I raise my hand in an effort to wave goodbye, but I am stunned. He was seven kinds of sexy in the uniform, but deputy delicious is definitely just as, if not, more attractive in a pair of blue jeans and a tee shirt. I can see the ripples of muscles through the thin cotton material, my eyes appreciatively taking in his physique.

Maybe being back home after all this time wouldn't be such a bad thing. After all, people only remember what they want to remember. As long as I didn't go causing a scene and making trouble for myself, no one would go out of their way to remember what happened all those years ago.

Deputy Delicious leaned over, retrieving the mail from his shiny silver box.
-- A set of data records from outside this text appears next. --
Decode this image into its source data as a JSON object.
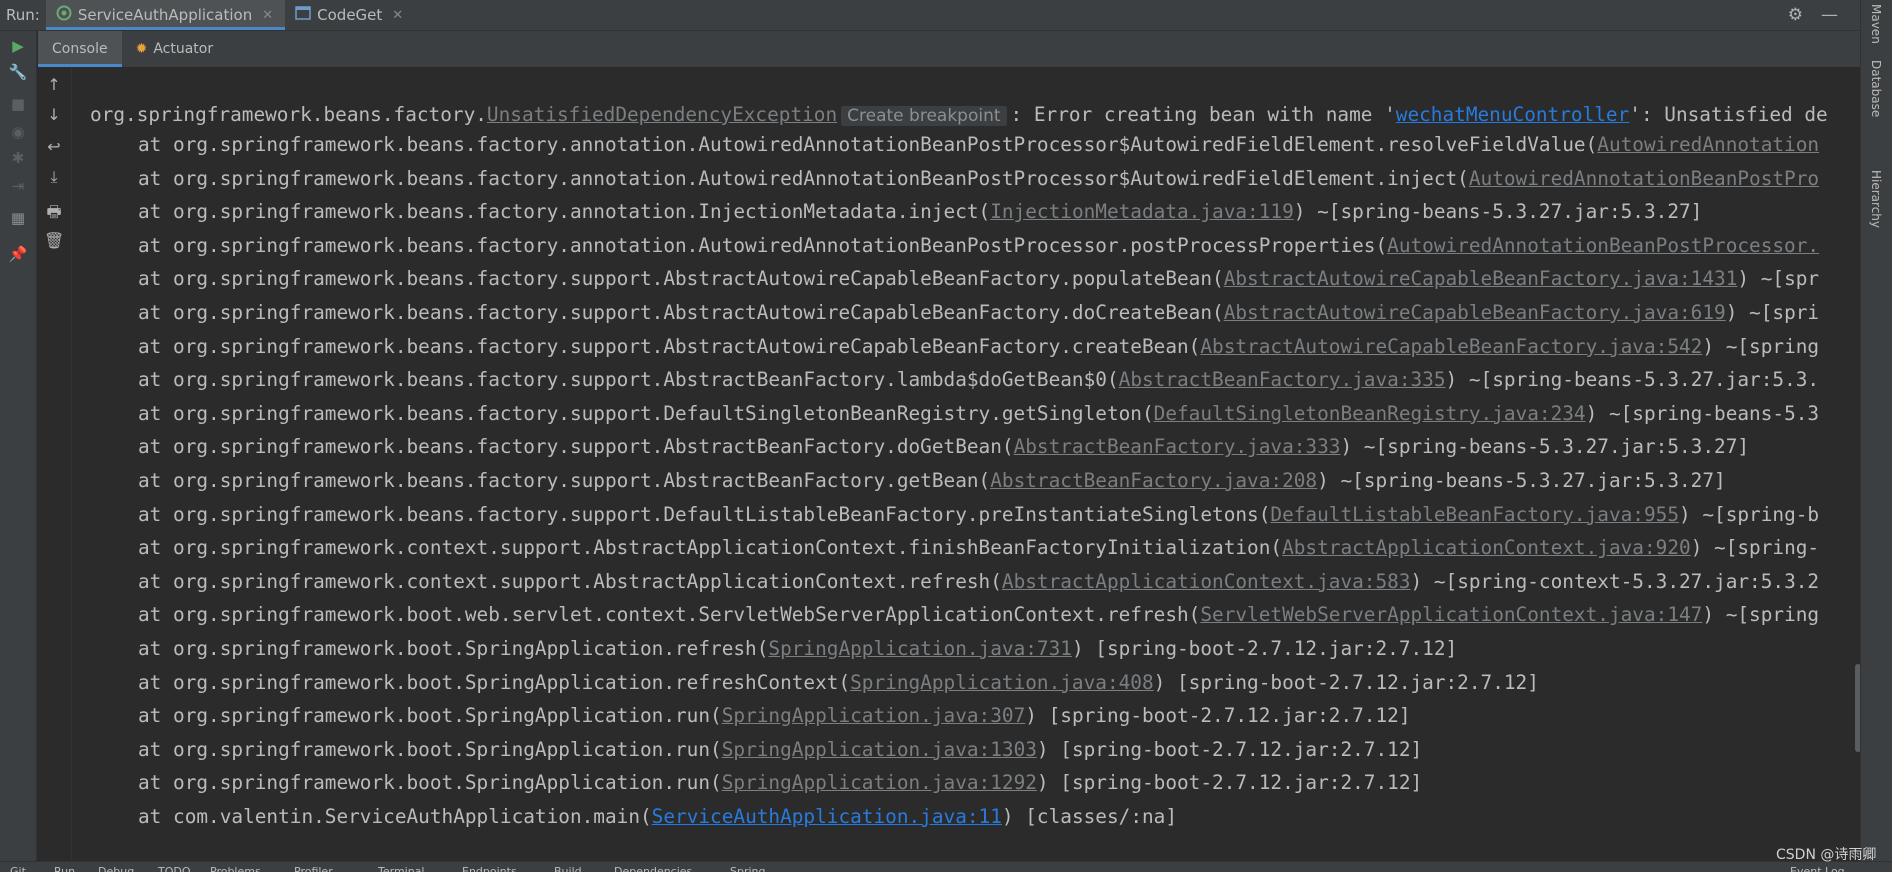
{
  "runbar": {
    "label": "Run:",
    "tabs": [
      {
        "label": "ServiceAuthApplication",
        "active": true
      },
      {
        "label": "CodeGet",
        "active": false
      }
    ]
  },
  "subtabs": [
    {
      "label": "Console",
      "active": true
    },
    {
      "label": "Actuator",
      "active": false
    }
  ],
  "right_stripe": [
    "Maven",
    "Database",
    "Hierarchy"
  ],
  "console": {
    "tooltip": "Create breakpoint",
    "first_line": {
      "prefix": "org.springframework.beans.factory.",
      "exception_link": "UnsatisfiedDependencyException",
      "mid": ": Error creating bean with name '",
      "bean_link": "wechatMenuController",
      "suffix": "': Unsatisfied de"
    },
    "stack": [
      {
        "at": "at org.springframework.beans.factory.annotation.AutowiredAnnotationBeanPostProcessor$AutowiredFieldElement.resolveFieldValue(",
        "link": "AutowiredAnnotation",
        "rest": ""
      },
      {
        "at": "at org.springframework.beans.factory.annotation.AutowiredAnnotationBeanPostProcessor$AutowiredFieldElement.inject(",
        "link": "AutowiredAnnotationBeanPostPro",
        "rest": ""
      },
      {
        "at": "at org.springframework.beans.factory.annotation.InjectionMetadata.inject(",
        "link": "InjectionMetadata.java:119",
        "rest": ") ~[spring-beans-5.3.27.jar:5.3.27]"
      },
      {
        "at": "at org.springframework.beans.factory.annotation.AutowiredAnnotationBeanPostProcessor.postProcessProperties(",
        "link": "AutowiredAnnotationBeanPostProcessor.",
        "rest": ""
      },
      {
        "at": "at org.springframework.beans.factory.support.AbstractAutowireCapableBeanFactory.populateBean(",
        "link": "AbstractAutowireCapableBeanFactory.java:1431",
        "rest": ") ~[spr"
      },
      {
        "at": "at org.springframework.beans.factory.support.AbstractAutowireCapableBeanFactory.doCreateBean(",
        "link": "AbstractAutowireCapableBeanFactory.java:619",
        "rest": ") ~[spri"
      },
      {
        "at": "at org.springframework.beans.factory.support.AbstractAutowireCapableBeanFactory.createBean(",
        "link": "AbstractAutowireCapableBeanFactory.java:542",
        "rest": ") ~[spring"
      },
      {
        "at": "at org.springframework.beans.factory.support.AbstractBeanFactory.lambda$doGetBean$0(",
        "link": "AbstractBeanFactory.java:335",
        "rest": ") ~[spring-beans-5.3.27.jar:5.3."
      },
      {
        "at": "at org.springframework.beans.factory.support.DefaultSingletonBeanRegistry.getSingleton(",
        "link": "DefaultSingletonBeanRegistry.java:234",
        "rest": ") ~[spring-beans-5.3"
      },
      {
        "at": "at org.springframework.beans.factory.support.AbstractBeanFactory.doGetBean(",
        "link": "AbstractBeanFactory.java:333",
        "rest": ") ~[spring-beans-5.3.27.jar:5.3.27]"
      },
      {
        "at": "at org.springframework.beans.factory.support.AbstractBeanFactory.getBean(",
        "link": "AbstractBeanFactory.java:208",
        "rest": ") ~[spring-beans-5.3.27.jar:5.3.27]"
      },
      {
        "at": "at org.springframework.beans.factory.support.DefaultListableBeanFactory.preInstantiateSingletons(",
        "link": "DefaultListableBeanFactory.java:955",
        "rest": ") ~[spring-b"
      },
      {
        "at": "at org.springframework.context.support.AbstractApplicationContext.finishBeanFactoryInitialization(",
        "link": "AbstractApplicationContext.java:920",
        "rest": ") ~[spring-"
      },
      {
        "at": "at org.springframework.context.support.AbstractApplicationContext.refresh(",
        "link": "AbstractApplicationContext.java:583",
        "rest": ") ~[spring-context-5.3.27.jar:5.3.2"
      },
      {
        "at": "at org.springframework.boot.web.servlet.context.ServletWebServerApplicationContext.refresh(",
        "link": "ServletWebServerApplicationContext.java:147",
        "rest": ") ~[spring"
      },
      {
        "at": "at org.springframework.boot.SpringApplication.refresh(",
        "link": "SpringApplication.java:731",
        "rest": ") [spring-boot-2.7.12.jar:2.7.12]"
      },
      {
        "at": "at org.springframework.boot.SpringApplication.refreshContext(",
        "link": "SpringApplication.java:408",
        "rest": ") [spring-boot-2.7.12.jar:2.7.12]"
      },
      {
        "at": "at org.springframework.boot.SpringApplication.run(",
        "link": "SpringApplication.java:307",
        "rest": ") [spring-boot-2.7.12.jar:2.7.12]"
      },
      {
        "at": "at org.springframework.boot.SpringApplication.run(",
        "link": "SpringApplication.java:1303",
        "rest": ") [spring-boot-2.7.12.jar:2.7.12]"
      },
      {
        "at": "at org.springframework.boot.SpringApplication.run(",
        "link": "SpringApplication.java:1292",
        "rest": ") [spring-boot-2.7.12.jar:2.7.12]"
      },
      {
        "at": "at com.valentin.ServiceAuthApplication.main(",
        "link": "ServiceAuthApplication.java:11",
        "rest": ") [classes/:na]",
        "main": true
      }
    ]
  },
  "bottombar": [
    "Git",
    "Run",
    "Debug",
    "TODO",
    "Problems",
    "Profiler",
    "Terminal",
    "Endpoints",
    "Build",
    "Dependencies",
    "Spring",
    "Event Log"
  ],
  "watermark": "CSDN @诗雨卿"
}
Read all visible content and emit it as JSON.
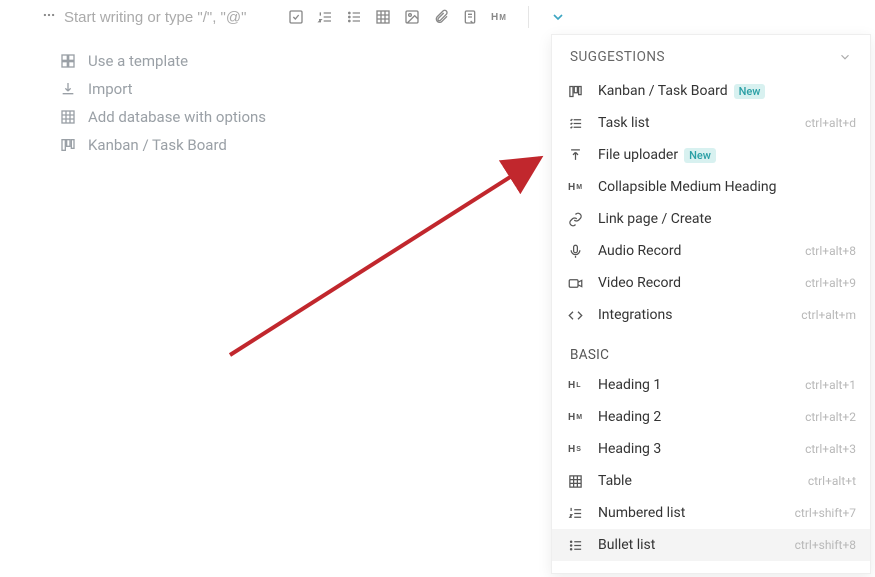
{
  "toolbar": {
    "placeholder": "Start writing or type \"/\", \"@\""
  },
  "quick": [
    {
      "label": "Use a template",
      "icon": "template"
    },
    {
      "label": "Import",
      "icon": "import"
    },
    {
      "label": "Add database with options",
      "icon": "table"
    },
    {
      "label": "Kanban / Task Board",
      "icon": "columns"
    }
  ],
  "dropdown": {
    "header": "SUGGESTIONS",
    "basic_header": "BASIC",
    "new_badge": "New",
    "suggestions": [
      {
        "label": "Kanban / Task Board",
        "icon": "columns",
        "shortcut": "",
        "isNew": true
      },
      {
        "label": "Task list",
        "icon": "tasklist",
        "shortcut": "ctrl+alt+d",
        "isNew": false
      },
      {
        "label": "File uploader",
        "icon": "upload",
        "shortcut": "",
        "isNew": true
      },
      {
        "label": "Collapsible Medium Heading",
        "icon": "hm",
        "shortcut": "",
        "isNew": false
      },
      {
        "label": "Link page / Create",
        "icon": "link",
        "shortcut": "",
        "isNew": false
      },
      {
        "label": "Audio Record",
        "icon": "mic",
        "shortcut": "ctrl+alt+8",
        "isNew": false
      },
      {
        "label": "Video Record",
        "icon": "video",
        "shortcut": "ctrl+alt+9",
        "isNew": false
      },
      {
        "label": "Integrations",
        "icon": "code",
        "shortcut": "ctrl+alt+m",
        "isNew": false
      }
    ],
    "basic": [
      {
        "label": "Heading 1",
        "icon": "hl",
        "shortcut": "ctrl+alt+1"
      },
      {
        "label": "Heading 2",
        "icon": "hm",
        "shortcut": "ctrl+alt+2"
      },
      {
        "label": "Heading 3",
        "icon": "hs",
        "shortcut": "ctrl+alt+3"
      },
      {
        "label": "Table",
        "icon": "table",
        "shortcut": "ctrl+alt+t"
      },
      {
        "label": "Numbered list",
        "icon": "numlist",
        "shortcut": "ctrl+shift+7"
      },
      {
        "label": "Bullet list",
        "icon": "bullets",
        "shortcut": "ctrl+shift+8",
        "highlight": true
      }
    ]
  }
}
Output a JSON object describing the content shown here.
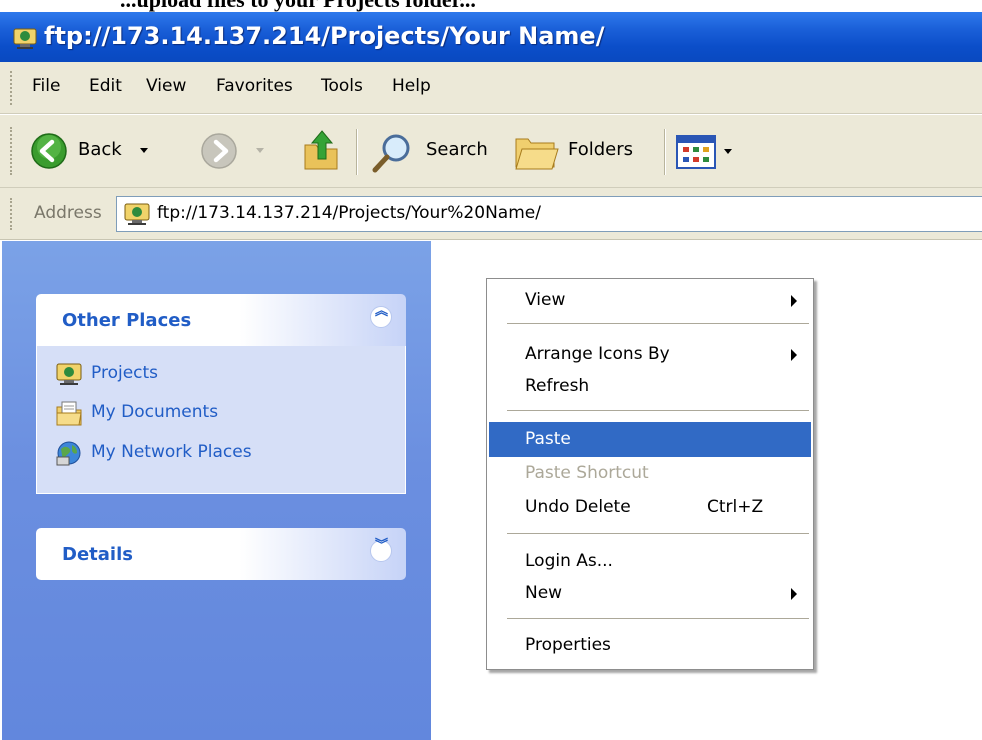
{
  "caption": {
    "text": "...upload files to your Projects folder..."
  },
  "window": {
    "title": "ftp://173.14.137.214/Projects/Your Name/"
  },
  "menubar": {
    "items": [
      "File",
      "Edit",
      "View",
      "Favorites",
      "Tools",
      "Help"
    ]
  },
  "toolbar": {
    "back_label": "Back",
    "search_label": "Search",
    "folders_label": "Folders",
    "icons": [
      "back-arrow-icon",
      "forward-arrow-icon",
      "up-folder-icon",
      "search-icon",
      "folders-icon",
      "views-icon"
    ]
  },
  "address": {
    "label": "Address",
    "value": "ftp://173.14.137.214/Projects/Your%20Name/"
  },
  "taskpane": {
    "other_places": {
      "title": "Other Places",
      "items": [
        {
          "label": "Projects",
          "icon": "ftp-folder-icon"
        },
        {
          "label": "My Documents",
          "icon": "my-documents-icon"
        },
        {
          "label": "My Network Places",
          "icon": "network-places-icon"
        }
      ]
    },
    "details": {
      "title": "Details"
    }
  },
  "context_menu": {
    "items": [
      {
        "label": "View",
        "submenu": true
      },
      {
        "label": "Arrange Icons By",
        "submenu": true
      },
      {
        "label": "Refresh"
      },
      {
        "label": "Paste",
        "highlighted": true
      },
      {
        "label": "Paste Shortcut",
        "disabled": true
      },
      {
        "label": "Undo Delete",
        "shortcut": "Ctrl+Z"
      },
      {
        "label": "Login As..."
      },
      {
        "label": "New",
        "submenu": true
      },
      {
        "label": "Properties"
      }
    ]
  },
  "colors": {
    "titlebar": "#0a49c0",
    "menu_highlight": "#316ac5",
    "taskpane_link": "#215dc6"
  }
}
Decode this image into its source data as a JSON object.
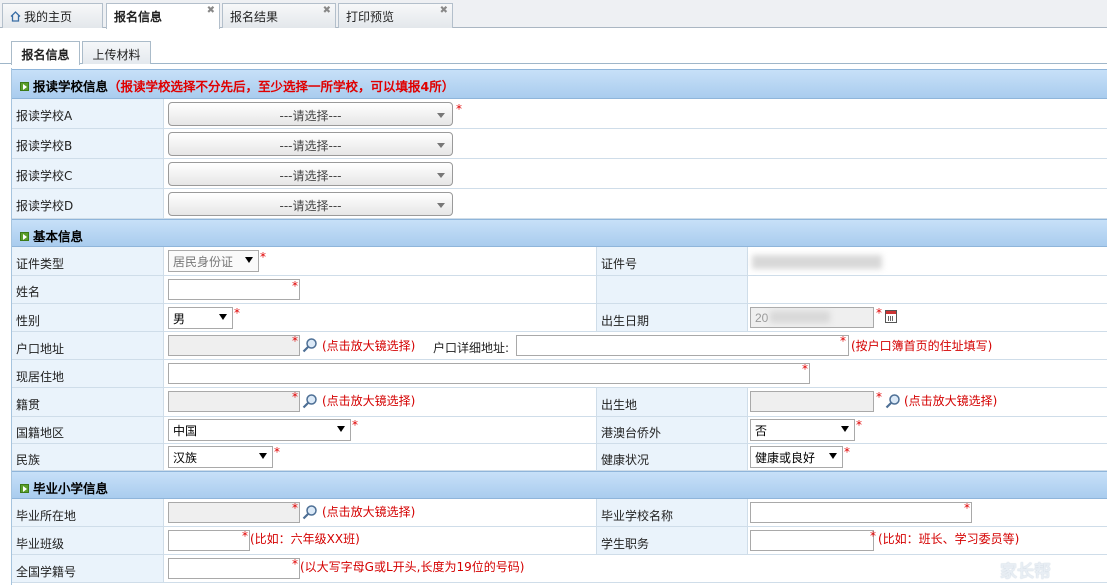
{
  "top_tabs": [
    {
      "label": "我的主页",
      "closable": false,
      "active": false,
      "icon": "home-icon"
    },
    {
      "label": "报名信息",
      "closable": true,
      "active": true
    },
    {
      "label": "报名结果",
      "closable": true,
      "active": false
    },
    {
      "label": "打印预览",
      "closable": true,
      "active": false
    }
  ],
  "close_glyph": "✖",
  "sub_tabs": [
    {
      "label": "报名信息",
      "active": true
    },
    {
      "label": "上传材料",
      "active": false
    }
  ],
  "required_mark": "*",
  "magnify_hint": "(点击放大镜选择)",
  "sections": {
    "school": {
      "title": "报读学校信息",
      "note": "（报读学校选择不分先后，至少选择一所学校，可以填报4所）"
    },
    "basic": {
      "title": "基本信息"
    },
    "primary": {
      "title": "毕业小学信息"
    }
  },
  "school_rows": [
    {
      "label": "报读学校A",
      "value": "---请选择---",
      "required": true
    },
    {
      "label": "报读学校B",
      "value": "---请选择---",
      "required": false
    },
    {
      "label": "报读学校C",
      "value": "---请选择---",
      "required": false
    },
    {
      "label": "报读学校D",
      "value": "---请选择---",
      "required": false
    }
  ],
  "basic": {
    "id_type_label": "证件类型",
    "id_type_value": "居民身份证",
    "id_no_label": "证件号",
    "name_label": "姓名",
    "name_value": "",
    "gender_label": "性别",
    "gender_value": "男",
    "birth_label": "出生日期",
    "birth_value": "20",
    "hukou_label": "户口地址",
    "hukou_value": "",
    "hukou_detail_label": "户口详细地址:",
    "hukou_detail_value": "",
    "hukou_detail_hint": "(按户口簿首页的住址填写)",
    "residence_label": "现居住地",
    "residence_value": "",
    "native_label": "籍贯",
    "native_value": "",
    "birthplace_label": "出生地",
    "birthplace_value": "",
    "nationality_label": "国籍地区",
    "nationality_value": "中国",
    "overseas_label": "港澳台侨外",
    "overseas_value": "否",
    "ethnicity_label": "民族",
    "ethnicity_value": "汉族",
    "health_label": "健康状况",
    "health_value": "健康或良好"
  },
  "primary": {
    "location_label": "毕业所在地",
    "location_value": "",
    "school_name_label": "毕业学校名称",
    "school_name_value": "",
    "class_label": "毕业班级",
    "class_value": "",
    "class_hint": "(比如：六年级XX班)",
    "duty_label": "学生职务",
    "duty_value": "",
    "duty_hint": "(比如：班长、学习委员等)",
    "student_no_label": "全国学籍号",
    "student_no_value": "",
    "student_no_hint": "(以大写字母G或L开头,长度为19位的号码)"
  },
  "watermark": "家长帮"
}
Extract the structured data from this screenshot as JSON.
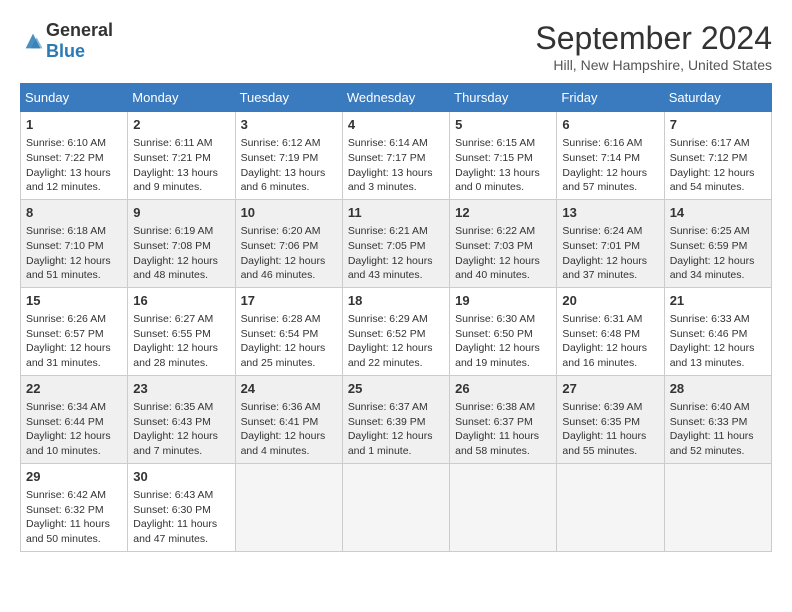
{
  "header": {
    "logo_general": "General",
    "logo_blue": "Blue",
    "month": "September 2024",
    "location": "Hill, New Hampshire, United States"
  },
  "days_of_week": [
    "Sunday",
    "Monday",
    "Tuesday",
    "Wednesday",
    "Thursday",
    "Friday",
    "Saturday"
  ],
  "weeks": [
    [
      {
        "day": "1",
        "info": "Sunrise: 6:10 AM\nSunset: 7:22 PM\nDaylight: 13 hours and 12 minutes."
      },
      {
        "day": "2",
        "info": "Sunrise: 6:11 AM\nSunset: 7:21 PM\nDaylight: 13 hours and 9 minutes."
      },
      {
        "day": "3",
        "info": "Sunrise: 6:12 AM\nSunset: 7:19 PM\nDaylight: 13 hours and 6 minutes."
      },
      {
        "day": "4",
        "info": "Sunrise: 6:14 AM\nSunset: 7:17 PM\nDaylight: 13 hours and 3 minutes."
      },
      {
        "day": "5",
        "info": "Sunrise: 6:15 AM\nSunset: 7:15 PM\nDaylight: 13 hours and 0 minutes."
      },
      {
        "day": "6",
        "info": "Sunrise: 6:16 AM\nSunset: 7:14 PM\nDaylight: 12 hours and 57 minutes."
      },
      {
        "day": "7",
        "info": "Sunrise: 6:17 AM\nSunset: 7:12 PM\nDaylight: 12 hours and 54 minutes."
      }
    ],
    [
      {
        "day": "8",
        "info": "Sunrise: 6:18 AM\nSunset: 7:10 PM\nDaylight: 12 hours and 51 minutes."
      },
      {
        "day": "9",
        "info": "Sunrise: 6:19 AM\nSunset: 7:08 PM\nDaylight: 12 hours and 48 minutes."
      },
      {
        "day": "10",
        "info": "Sunrise: 6:20 AM\nSunset: 7:06 PM\nDaylight: 12 hours and 46 minutes."
      },
      {
        "day": "11",
        "info": "Sunrise: 6:21 AM\nSunset: 7:05 PM\nDaylight: 12 hours and 43 minutes."
      },
      {
        "day": "12",
        "info": "Sunrise: 6:22 AM\nSunset: 7:03 PM\nDaylight: 12 hours and 40 minutes."
      },
      {
        "day": "13",
        "info": "Sunrise: 6:24 AM\nSunset: 7:01 PM\nDaylight: 12 hours and 37 minutes."
      },
      {
        "day": "14",
        "info": "Sunrise: 6:25 AM\nSunset: 6:59 PM\nDaylight: 12 hours and 34 minutes."
      }
    ],
    [
      {
        "day": "15",
        "info": "Sunrise: 6:26 AM\nSunset: 6:57 PM\nDaylight: 12 hours and 31 minutes."
      },
      {
        "day": "16",
        "info": "Sunrise: 6:27 AM\nSunset: 6:55 PM\nDaylight: 12 hours and 28 minutes."
      },
      {
        "day": "17",
        "info": "Sunrise: 6:28 AM\nSunset: 6:54 PM\nDaylight: 12 hours and 25 minutes."
      },
      {
        "day": "18",
        "info": "Sunrise: 6:29 AM\nSunset: 6:52 PM\nDaylight: 12 hours and 22 minutes."
      },
      {
        "day": "19",
        "info": "Sunrise: 6:30 AM\nSunset: 6:50 PM\nDaylight: 12 hours and 19 minutes."
      },
      {
        "day": "20",
        "info": "Sunrise: 6:31 AM\nSunset: 6:48 PM\nDaylight: 12 hours and 16 minutes."
      },
      {
        "day": "21",
        "info": "Sunrise: 6:33 AM\nSunset: 6:46 PM\nDaylight: 12 hours and 13 minutes."
      }
    ],
    [
      {
        "day": "22",
        "info": "Sunrise: 6:34 AM\nSunset: 6:44 PM\nDaylight: 12 hours and 10 minutes."
      },
      {
        "day": "23",
        "info": "Sunrise: 6:35 AM\nSunset: 6:43 PM\nDaylight: 12 hours and 7 minutes."
      },
      {
        "day": "24",
        "info": "Sunrise: 6:36 AM\nSunset: 6:41 PM\nDaylight: 12 hours and 4 minutes."
      },
      {
        "day": "25",
        "info": "Sunrise: 6:37 AM\nSunset: 6:39 PM\nDaylight: 12 hours and 1 minute."
      },
      {
        "day": "26",
        "info": "Sunrise: 6:38 AM\nSunset: 6:37 PM\nDaylight: 11 hours and 58 minutes."
      },
      {
        "day": "27",
        "info": "Sunrise: 6:39 AM\nSunset: 6:35 PM\nDaylight: 11 hours and 55 minutes."
      },
      {
        "day": "28",
        "info": "Sunrise: 6:40 AM\nSunset: 6:33 PM\nDaylight: 11 hours and 52 minutes."
      }
    ],
    [
      {
        "day": "29",
        "info": "Sunrise: 6:42 AM\nSunset: 6:32 PM\nDaylight: 11 hours and 50 minutes."
      },
      {
        "day": "30",
        "info": "Sunrise: 6:43 AM\nSunset: 6:30 PM\nDaylight: 11 hours and 47 minutes."
      },
      {
        "day": "",
        "info": ""
      },
      {
        "day": "",
        "info": ""
      },
      {
        "day": "",
        "info": ""
      },
      {
        "day": "",
        "info": ""
      },
      {
        "day": "",
        "info": ""
      }
    ]
  ]
}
His jeans taunt across his backside made me shiver as I watched him reach for the mail.

"Mom?" came an interrupting voice. "Mom?"

Finally, I look away. "What?" I ask looking down at Callie.

"Where's my stuff? I want to start setting up my room."

I point into the dark garage. "It's all in there. If you wait, I'll give you a hand carrying it all in."

Callie nods and says, "Sure mom, I'd like that."

"Good. Come on kiddo." I take her hand in mine, relishing the way her not so small fingers wrap around mine. I take advantage of this moment because soon she won't let me anymore. "I think you're going to like it here."

Callie doesn't answer. I know what she's thinking – that it's not going to be likely and that she's pretty pissed about leaving L.A. but she's going to try because she wasn't the only one who got abandoned. We were both shoved aside and in that fact, we were united.


"On Your Own" by Green River Ordinance (chapter title)

"The Ties That Bind" by Bruce Springsteen (story title)

To those who were reading The Monster's Dolls...I always said I would never start a story and just stop. I broke my own rule with that one, but I have come to the realization that I am Nora Roberts, not J.D. Robb...perhaps in the future I can try to continue with it but as of right now it won't happen...I took it down because I hated writing it, it wasn't fun and it would have come across that way in the make up for a cop Jake we have Jake the cop aka deputy delicious here...I hope everyone likes the idea and continues to read...and if not, well thanks for your time!